Please report each line of the data below that contains "Accounts".

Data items
▼
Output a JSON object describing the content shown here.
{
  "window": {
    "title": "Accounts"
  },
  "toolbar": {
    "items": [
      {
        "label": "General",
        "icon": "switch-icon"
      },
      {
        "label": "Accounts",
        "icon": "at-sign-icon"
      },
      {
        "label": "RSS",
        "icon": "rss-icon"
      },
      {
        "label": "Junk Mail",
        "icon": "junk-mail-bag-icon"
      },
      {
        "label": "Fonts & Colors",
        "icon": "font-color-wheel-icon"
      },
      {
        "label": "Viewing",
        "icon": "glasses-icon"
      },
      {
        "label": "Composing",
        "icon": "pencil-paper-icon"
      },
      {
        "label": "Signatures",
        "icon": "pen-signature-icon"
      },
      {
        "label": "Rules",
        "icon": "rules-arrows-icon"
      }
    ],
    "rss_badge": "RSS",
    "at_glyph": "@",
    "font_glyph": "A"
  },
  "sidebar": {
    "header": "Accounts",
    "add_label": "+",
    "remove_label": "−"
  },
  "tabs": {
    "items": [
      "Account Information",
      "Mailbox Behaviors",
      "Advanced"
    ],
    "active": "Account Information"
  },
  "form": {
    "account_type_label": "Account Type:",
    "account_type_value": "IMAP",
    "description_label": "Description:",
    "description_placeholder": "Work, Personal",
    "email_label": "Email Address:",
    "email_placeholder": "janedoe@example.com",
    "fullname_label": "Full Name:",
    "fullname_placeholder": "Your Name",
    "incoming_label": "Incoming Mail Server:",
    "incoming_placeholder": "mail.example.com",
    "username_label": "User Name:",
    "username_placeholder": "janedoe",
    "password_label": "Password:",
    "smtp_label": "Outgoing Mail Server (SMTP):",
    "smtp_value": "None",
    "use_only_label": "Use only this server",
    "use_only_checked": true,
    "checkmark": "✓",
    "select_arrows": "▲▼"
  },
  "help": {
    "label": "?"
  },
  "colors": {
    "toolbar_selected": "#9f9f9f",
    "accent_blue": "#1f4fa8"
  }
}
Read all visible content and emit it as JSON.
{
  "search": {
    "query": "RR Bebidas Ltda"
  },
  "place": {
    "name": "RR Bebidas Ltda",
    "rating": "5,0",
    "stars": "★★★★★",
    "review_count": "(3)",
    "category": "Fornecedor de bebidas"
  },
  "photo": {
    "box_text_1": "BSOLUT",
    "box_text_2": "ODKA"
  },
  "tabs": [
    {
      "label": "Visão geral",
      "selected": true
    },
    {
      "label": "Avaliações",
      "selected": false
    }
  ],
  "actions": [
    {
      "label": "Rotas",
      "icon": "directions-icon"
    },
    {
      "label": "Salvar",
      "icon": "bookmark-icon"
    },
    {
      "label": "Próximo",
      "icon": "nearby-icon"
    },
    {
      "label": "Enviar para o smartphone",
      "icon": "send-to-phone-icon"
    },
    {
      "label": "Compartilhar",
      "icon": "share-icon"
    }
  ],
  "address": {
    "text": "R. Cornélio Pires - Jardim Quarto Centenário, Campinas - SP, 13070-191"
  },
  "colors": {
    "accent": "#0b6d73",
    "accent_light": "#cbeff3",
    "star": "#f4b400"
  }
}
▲
## OUTPUT FOR THIS TASK
    "title": "Accounts"
        "label": "Accounts",
    "header": "Accounts",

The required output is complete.